All that said above, we do also want to visualize ourselves succeeding. Just like we prepare physically for competition, we also need to prepare our minds. Mental Imagery/visualization can help us to quicken the learning process and aid in our ability to physically prepare. Before practice and games, take 10 minutes to walk your athletes through a mental imagery process to give them the ability to see success before it happens. This requires going through 2–3 minutes of breathing, such as 6–2–8 breathing (in for 6, hold for 2, out for 8), into 2–3 minutes of confidence conditioning, where we have our athletes use self affirming sentences such as: I play with big body language at all times. Next we go to Mental Recall where we go over previous successes for 2–3 minutes, Lastly we go into Mental Rehearsal where we visualize success in our next competition for 2–3 minutes, then we bring our athletes back out into the present moment. Not only will you see your athletes relaxed, but they will be focused and prepared for practice/the competition.

3.) Use Images of places you’ll be

With visualization I think it is beneficial to use technology to our advantage. We can now look up anywhere on earth, so why not bring that into visualization. If you are going to a new baseball field, why not look up what the dimensions are, how the grass looks, what their dugouts look like. Allowing yourself to see the actual place while you visualize can be incredibly helpful in painting a picture for your mind. This gives us the ability to truly ‘be there’ before we are actually there. Imagine having real pictures of Yankee Stadium to run through your mind instead of just imagining it. This gives your mind real evidence and will help in the visualization process. Now that we have technology, lets use it and give our athletes the best chance to see themselves in the situations they’re going to be in.

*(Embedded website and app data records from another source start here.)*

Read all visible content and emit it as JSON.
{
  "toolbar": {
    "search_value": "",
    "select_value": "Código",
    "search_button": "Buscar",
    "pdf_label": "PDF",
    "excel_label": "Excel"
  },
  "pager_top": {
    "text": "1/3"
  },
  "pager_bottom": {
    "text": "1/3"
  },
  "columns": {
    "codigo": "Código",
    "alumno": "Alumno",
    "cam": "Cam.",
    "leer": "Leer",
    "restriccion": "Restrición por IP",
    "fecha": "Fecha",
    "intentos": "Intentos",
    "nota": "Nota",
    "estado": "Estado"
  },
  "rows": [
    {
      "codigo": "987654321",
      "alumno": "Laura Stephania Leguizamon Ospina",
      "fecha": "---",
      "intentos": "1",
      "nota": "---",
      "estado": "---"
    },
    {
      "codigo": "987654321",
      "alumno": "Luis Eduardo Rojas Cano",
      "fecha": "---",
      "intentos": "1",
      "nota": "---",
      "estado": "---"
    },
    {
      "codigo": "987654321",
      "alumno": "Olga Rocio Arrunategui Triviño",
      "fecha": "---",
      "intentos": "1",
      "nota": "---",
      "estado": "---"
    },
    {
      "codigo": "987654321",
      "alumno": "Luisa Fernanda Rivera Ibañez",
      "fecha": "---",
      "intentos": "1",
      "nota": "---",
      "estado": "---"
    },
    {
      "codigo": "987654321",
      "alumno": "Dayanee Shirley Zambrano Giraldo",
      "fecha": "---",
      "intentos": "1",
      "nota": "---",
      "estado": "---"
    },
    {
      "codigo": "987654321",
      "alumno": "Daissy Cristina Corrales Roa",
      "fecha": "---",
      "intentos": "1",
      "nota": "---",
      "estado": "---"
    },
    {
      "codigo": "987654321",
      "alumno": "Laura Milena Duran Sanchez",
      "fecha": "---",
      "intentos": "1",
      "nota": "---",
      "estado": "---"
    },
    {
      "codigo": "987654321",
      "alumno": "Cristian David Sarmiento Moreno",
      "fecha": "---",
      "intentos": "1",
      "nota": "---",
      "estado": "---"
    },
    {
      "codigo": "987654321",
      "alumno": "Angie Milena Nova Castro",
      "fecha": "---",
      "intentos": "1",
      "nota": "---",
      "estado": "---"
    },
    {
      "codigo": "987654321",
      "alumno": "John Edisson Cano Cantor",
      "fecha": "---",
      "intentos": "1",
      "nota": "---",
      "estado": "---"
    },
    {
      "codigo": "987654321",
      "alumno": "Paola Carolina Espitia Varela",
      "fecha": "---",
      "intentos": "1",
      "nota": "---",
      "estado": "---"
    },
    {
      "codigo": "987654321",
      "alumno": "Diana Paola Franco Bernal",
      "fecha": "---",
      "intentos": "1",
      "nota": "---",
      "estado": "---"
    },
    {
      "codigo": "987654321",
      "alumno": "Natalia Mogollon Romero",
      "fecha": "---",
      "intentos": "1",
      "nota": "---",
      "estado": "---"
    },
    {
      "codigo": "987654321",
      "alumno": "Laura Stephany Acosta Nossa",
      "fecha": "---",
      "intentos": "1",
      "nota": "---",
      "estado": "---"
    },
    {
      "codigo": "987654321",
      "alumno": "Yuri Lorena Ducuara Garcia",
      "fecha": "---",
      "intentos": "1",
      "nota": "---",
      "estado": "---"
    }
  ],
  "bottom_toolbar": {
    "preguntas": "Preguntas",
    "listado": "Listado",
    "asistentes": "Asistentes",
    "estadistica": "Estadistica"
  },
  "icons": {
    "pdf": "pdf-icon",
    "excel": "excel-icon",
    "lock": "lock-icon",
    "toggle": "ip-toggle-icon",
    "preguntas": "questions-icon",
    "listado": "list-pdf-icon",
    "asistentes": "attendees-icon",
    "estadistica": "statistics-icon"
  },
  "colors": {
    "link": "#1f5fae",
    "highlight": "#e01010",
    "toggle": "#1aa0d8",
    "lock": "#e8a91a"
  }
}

Mental Imagery/Visualization is an incredible tool that we can use to help enhance our ability to see ourselves in certain situation and be successful. Whether that’s being in a situation where we are facing adversity or we are seeing ourselves play flawlessly. Allowing our mind to see it first, gives us the ability to already be somewhere even if we never have, which helps to build confidence and allows us to perform when the lights come on, because everything happens twice, first in your mind and then in reality.



Andrew Harris

Mental Performance Coach! Love Jesus! Working to continually grow as a person and coach